We reached our final destination a couple of weeks ago after sailing through the openable bridge at Willemstad, Curaçao. This is a town with a definite European feel with quirky street art and colourful, brightly painted buildings. It also feels a lot more like South America too, which is not surprising given that Venezuela is only 35 nautical miles away. There’s a lively waterfront fruit, veg and fish market, where the Venezuelans who’ve sailed across sell their fresh produce.
We managed to get in a dive here also and noticed the artificial coral reef balls. Again, reef renourishment is been actively undertaken here. Afterwards we were somewhat entertained by the local “wild” pigs turning up on the beach. Clearly not very wild!

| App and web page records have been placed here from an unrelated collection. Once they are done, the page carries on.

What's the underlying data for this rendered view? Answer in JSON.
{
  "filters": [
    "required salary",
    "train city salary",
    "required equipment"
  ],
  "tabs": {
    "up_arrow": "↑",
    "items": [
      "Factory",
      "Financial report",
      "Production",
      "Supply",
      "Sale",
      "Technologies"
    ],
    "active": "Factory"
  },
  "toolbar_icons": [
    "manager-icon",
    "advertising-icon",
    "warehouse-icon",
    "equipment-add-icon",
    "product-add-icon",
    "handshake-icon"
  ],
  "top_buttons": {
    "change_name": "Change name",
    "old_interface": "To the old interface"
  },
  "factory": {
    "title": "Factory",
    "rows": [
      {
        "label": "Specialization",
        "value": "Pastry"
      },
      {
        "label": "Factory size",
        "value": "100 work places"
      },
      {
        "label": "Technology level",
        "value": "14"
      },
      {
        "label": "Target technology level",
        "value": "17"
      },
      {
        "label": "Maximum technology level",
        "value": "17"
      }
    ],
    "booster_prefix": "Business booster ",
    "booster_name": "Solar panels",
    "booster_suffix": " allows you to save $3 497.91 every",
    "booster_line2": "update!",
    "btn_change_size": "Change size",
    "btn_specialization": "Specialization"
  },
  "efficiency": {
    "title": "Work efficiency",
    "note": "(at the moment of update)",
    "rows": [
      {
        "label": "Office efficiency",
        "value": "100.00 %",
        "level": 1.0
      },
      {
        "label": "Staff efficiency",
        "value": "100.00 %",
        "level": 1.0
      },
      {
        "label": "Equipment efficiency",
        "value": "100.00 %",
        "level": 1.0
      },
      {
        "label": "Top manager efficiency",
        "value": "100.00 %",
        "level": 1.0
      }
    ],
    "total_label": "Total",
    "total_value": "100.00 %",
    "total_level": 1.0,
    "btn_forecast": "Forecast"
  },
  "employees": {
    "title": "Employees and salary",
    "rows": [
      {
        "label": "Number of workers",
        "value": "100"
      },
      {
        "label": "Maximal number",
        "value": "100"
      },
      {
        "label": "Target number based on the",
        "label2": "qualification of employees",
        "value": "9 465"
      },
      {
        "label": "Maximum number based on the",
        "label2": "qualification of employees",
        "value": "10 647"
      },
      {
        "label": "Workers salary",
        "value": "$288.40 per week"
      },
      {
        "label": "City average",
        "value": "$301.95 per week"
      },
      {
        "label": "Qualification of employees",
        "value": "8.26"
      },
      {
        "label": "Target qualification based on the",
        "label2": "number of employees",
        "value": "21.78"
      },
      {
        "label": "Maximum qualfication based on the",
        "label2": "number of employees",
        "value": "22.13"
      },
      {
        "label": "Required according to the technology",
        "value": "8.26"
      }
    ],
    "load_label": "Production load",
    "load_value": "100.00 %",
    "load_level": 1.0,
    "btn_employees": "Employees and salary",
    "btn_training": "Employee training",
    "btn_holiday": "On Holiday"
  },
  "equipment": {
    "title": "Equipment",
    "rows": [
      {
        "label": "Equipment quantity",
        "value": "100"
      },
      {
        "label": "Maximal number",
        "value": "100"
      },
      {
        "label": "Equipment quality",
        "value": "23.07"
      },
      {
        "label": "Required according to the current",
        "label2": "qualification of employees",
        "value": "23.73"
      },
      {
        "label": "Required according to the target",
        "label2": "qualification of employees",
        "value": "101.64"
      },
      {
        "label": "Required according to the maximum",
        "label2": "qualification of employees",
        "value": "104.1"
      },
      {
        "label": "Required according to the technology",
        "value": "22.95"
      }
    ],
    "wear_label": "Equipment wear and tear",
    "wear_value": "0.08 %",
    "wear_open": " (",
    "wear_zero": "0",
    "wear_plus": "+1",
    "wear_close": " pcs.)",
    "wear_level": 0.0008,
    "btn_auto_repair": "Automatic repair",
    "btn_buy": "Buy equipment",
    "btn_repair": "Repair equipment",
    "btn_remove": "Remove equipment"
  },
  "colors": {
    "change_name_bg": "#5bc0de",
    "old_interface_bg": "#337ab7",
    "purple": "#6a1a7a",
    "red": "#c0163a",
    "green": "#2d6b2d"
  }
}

In Curaçao there are a number of massive gated communities. I guess they’re full of people who are scared of what’s on the outside. Hmmm. I wonder if that’s really going to help solve any problems long term. Doesn’t that just create an even greater sense of disenfranchisement to the people on the outside? Isn’t poverty yet another form of inequality? The Caribbean is a part of the world which invokes most people’s idea of absolute paradise. Soft winds, blue skies, gentle waves on long white sandy beaches fringed with swaying palm trees. Beach shacks selling rum punches and friendly, happy people. Sure, when you travel through here, you see some of that. But there is another side to what’s going in many of these “idyllic” places. It is also the reality of the women washing their laundry in the river, who gave us a friendly wave when we were walking across Union Island. Just up the road from there we chatted to some locals who were limin’ (hanging out) at the local. Really friendly people, happy to chat, interested in where we were from and where we were going. Then there are the store fronts that look more like metal cages. Clearly there are areas you simply wouldn’t venture out to at night. We found the Caribbean to be a really mixed bag. And you just can’t ignore the stark disparity you see here on a daily basis. Hurricanes continue to keep them behind the eight ball also. In some places we’ve encountered plenty of enterprising locals who’ve worked out how to capitalise on the steady stream of passing yachties, offering bread, ice, island tours or laundry services. But of all the thousands of yachts cruising around these waters, we didn’t see too many black people sailing around in their vessels (maybe one).
We’ve now hauled Loki out of the water – at midnight because we needed all of the high spring tide. The cleaning and packing up has been done and it’s almost time to start heading home. We’re looking forward to catching up with friends and family upon our return, but suspect the weather might take a bit of getting used to!
Ciao for now,